• [Exercise directions]:
Return every record exactly as written.

• [Task data]:
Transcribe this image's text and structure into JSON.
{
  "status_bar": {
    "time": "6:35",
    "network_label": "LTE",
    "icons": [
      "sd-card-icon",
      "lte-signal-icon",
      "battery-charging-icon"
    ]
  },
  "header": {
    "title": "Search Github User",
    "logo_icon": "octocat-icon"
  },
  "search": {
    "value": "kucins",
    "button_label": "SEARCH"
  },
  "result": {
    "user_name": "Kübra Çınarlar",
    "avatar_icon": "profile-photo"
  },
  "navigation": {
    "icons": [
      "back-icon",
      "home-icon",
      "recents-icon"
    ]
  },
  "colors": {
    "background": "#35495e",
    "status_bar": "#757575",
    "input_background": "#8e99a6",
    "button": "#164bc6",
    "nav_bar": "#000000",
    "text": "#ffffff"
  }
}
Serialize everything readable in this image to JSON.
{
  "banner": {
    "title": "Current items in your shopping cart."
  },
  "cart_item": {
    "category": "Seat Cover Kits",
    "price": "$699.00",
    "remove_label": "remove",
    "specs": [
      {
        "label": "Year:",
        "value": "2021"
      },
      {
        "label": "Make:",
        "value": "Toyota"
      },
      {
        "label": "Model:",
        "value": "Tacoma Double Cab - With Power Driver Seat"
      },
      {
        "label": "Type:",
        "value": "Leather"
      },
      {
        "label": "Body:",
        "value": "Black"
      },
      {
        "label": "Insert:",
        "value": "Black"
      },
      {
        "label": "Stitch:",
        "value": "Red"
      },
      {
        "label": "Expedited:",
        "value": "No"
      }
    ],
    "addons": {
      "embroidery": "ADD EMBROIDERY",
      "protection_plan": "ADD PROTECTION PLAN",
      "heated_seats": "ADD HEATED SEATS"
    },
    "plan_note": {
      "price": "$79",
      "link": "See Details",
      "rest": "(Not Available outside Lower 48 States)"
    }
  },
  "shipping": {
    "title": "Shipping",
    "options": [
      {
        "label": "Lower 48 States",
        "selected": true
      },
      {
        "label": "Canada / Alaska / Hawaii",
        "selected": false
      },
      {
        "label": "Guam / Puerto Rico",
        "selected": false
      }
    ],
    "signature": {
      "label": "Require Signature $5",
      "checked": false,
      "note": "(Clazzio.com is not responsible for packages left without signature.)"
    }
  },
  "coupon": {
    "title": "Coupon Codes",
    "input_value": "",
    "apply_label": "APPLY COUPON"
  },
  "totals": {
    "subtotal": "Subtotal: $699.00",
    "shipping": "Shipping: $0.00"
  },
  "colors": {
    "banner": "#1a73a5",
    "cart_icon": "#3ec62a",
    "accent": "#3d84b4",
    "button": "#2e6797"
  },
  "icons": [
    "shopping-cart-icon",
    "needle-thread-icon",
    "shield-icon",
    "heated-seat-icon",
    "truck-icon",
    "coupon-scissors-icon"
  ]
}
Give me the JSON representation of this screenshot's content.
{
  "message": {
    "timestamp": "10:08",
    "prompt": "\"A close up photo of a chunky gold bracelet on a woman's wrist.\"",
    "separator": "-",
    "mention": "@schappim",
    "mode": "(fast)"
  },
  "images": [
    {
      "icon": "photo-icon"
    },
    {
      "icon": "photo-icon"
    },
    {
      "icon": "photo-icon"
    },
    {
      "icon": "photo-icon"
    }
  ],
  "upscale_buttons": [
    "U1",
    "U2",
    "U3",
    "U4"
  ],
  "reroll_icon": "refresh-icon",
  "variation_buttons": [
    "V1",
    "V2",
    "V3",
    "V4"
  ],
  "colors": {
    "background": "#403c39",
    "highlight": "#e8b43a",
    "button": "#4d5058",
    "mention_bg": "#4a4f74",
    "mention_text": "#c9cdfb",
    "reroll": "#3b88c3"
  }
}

• [Exercise result]:
Transcribe this image's text and structure into JSON.
{
  "status_bar": {
    "time": "6:35",
    "network_label": "LTE",
    "icons": [
      "sd-card-icon",
      "lte-signal-icon",
      "battery-charging-icon"
    ]
  },
  "header": {
    "title": "Search Github User",
    "logo_icon": "octocat-icon"
  },
  "search": {
    "value": "kucins",
    "button_label": "SEARCH"
  },
  "result": {
    "user_name": "Kübra Çınarlar",
    "avatar_icon": "profile-photo"
  },
  "navigation": {
    "icons": [
      "back-icon",
      "home-icon",
      "recents-icon"
    ]
  },
  "colors": {
    "background": "#35495e",
    "status_bar": "#757575",
    "input_background": "#8e99a6",
    "button": "#164bc6",
    "nav_bar": "#000000",
    "text": "#ffffff"
  }
}
Serialize everything readable in this image to JSON.
{
  "banner": {
    "title": "Current items in your shopping cart."
  },
  "cart_item": {
    "category": "Seat Cover Kits",
    "price": "$699.00",
    "remove_label": "remove",
    "specs": [
      {
        "label": "Year:",
        "value": "2021"
      },
      {
        "label": "Make:",
        "value": "Toyota"
      },
      {
        "label": "Model:",
        "value": "Tacoma Double Cab - With Power Driver Seat"
      },
      {
        "label": "Type:",
        "value": "Leather"
      },
      {
        "label": "Body:",
        "value": "Black"
      },
      {
        "label": "Insert:",
        "value": "Black"
      },
      {
        "label": "Stitch:",
        "value": "Red"
      },
      {
        "label": "Expedited:",
        "value": "No"
      }
    ],
    "addons": {
      "embroidery": "ADD EMBROIDERY",
      "protection_plan": "ADD PROTECTION PLAN",
      "heated_seats": "ADD HEATED SEATS"
    },
    "plan_note": {
      "price": "$79",
      "link": "See Details",
      "rest": "(Not Available outside Lower 48 States)"
    }
  },
  "shipping": {
    "title": "Shipping",
    "options": [
      {
        "label": "Lower 48 States",
        "selected": true
      },
      {
        "label": "Canada / Alaska / Hawaii",
        "selected": false
      },
      {
        "label": "Guam / Puerto Rico",
        "selected": false
      }
    ],
    "signature": {
      "label": "Require Signature $5",
      "checked": false,
      "note": "(Clazzio.com is not responsible for packages left without signature.)"
    }
  },
  "coupon": {
    "title": "Coupon Codes",
    "input_value": "",
    "apply_label": "APPLY COUPON"
  },
  "totals": {
    "subtotal": "Subtotal: $699.00",
    "shipping": "Shipping: $0.00"
  },
  "colors": {
    "banner": "#1a73a5",
    "cart_icon": "#3ec62a",
    "accent": "#3d84b4",
    "button": "#2e6797"
  },
  "icons": [
    "shopping-cart-icon",
    "needle-thread-icon",
    "shield-icon",
    "heated-seat-icon",
    "truck-icon",
    "coupon-scissors-icon"
  ]
}
Give me the JSON representation of this screenshot's content.
{
  "message": {
    "timestamp": "10:08",
    "prompt": "\"A close up photo of a chunky gold bracelet on a woman's wrist.\"",
    "separator": "-",
    "mention": "@schappim",
    "mode": "(fast)"
  },
  "images": [
    {
      "icon": "photo-icon"
    },
    {
      "icon": "photo-icon"
    },
    {
      "icon": "photo-icon"
    },
    {
      "icon": "photo-icon"
    }
  ],
  "upscale_buttons": [
    "U1",
    "U2",
    "U3",
    "U4"
  ],
  "reroll_icon": "refresh-icon",
  "variation_buttons": [
    "V1",
    "V2",
    "V3",
    "V4"
  ],
  "colors": {
    "background": "#403c39",
    "highlight": "#e8b43a",
    "button": "#4d5058",
    "mention_bg": "#4a4f74",
    "mention_text": "#c9cdfb",
    "reroll": "#3b88c3"
  }
}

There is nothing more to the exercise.